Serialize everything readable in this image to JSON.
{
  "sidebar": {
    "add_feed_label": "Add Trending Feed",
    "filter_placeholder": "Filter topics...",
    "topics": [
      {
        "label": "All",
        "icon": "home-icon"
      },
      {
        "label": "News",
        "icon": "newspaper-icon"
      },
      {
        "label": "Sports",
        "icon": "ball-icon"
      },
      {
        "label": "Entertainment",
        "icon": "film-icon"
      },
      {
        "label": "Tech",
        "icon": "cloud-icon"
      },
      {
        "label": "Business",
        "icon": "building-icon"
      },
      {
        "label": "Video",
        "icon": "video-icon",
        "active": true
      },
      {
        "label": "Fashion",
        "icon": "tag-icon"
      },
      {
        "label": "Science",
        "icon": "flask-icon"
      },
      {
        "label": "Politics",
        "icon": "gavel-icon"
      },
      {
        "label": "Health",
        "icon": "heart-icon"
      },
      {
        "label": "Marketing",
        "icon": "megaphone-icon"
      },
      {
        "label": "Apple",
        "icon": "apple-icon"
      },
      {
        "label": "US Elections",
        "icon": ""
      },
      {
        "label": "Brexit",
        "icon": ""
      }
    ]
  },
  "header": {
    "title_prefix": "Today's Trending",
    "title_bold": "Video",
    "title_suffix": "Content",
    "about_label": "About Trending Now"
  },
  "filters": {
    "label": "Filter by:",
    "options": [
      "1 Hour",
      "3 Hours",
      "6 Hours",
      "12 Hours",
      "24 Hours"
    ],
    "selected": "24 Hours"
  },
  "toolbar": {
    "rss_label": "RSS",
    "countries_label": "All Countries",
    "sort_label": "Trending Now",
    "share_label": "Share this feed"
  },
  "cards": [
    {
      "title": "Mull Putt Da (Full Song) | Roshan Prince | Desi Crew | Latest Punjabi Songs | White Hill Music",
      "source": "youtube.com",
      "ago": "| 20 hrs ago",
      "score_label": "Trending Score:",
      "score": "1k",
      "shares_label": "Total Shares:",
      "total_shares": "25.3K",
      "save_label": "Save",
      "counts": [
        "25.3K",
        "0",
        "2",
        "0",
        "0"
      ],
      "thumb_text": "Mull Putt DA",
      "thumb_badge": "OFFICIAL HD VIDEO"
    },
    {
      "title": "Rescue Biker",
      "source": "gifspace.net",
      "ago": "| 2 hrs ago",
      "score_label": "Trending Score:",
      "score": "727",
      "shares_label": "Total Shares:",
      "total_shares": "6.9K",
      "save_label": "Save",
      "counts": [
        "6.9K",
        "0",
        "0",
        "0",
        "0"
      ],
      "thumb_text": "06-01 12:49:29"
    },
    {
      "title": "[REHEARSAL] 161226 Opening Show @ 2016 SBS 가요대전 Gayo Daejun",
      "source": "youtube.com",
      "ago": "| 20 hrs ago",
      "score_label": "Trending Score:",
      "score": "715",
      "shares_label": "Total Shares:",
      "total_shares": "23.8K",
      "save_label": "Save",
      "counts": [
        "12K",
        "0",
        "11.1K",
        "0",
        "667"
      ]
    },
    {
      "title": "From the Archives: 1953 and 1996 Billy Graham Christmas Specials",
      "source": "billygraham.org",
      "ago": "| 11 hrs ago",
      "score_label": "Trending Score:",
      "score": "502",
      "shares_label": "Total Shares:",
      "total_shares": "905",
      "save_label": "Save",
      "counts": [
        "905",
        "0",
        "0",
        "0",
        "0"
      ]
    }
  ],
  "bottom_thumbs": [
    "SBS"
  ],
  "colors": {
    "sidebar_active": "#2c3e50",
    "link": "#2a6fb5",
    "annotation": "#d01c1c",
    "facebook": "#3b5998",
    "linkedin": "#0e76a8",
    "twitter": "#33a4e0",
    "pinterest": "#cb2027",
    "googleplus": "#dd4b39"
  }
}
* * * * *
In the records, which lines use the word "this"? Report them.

Serialize everything readable in this image to JSON.
    "share_label": "Share this feed"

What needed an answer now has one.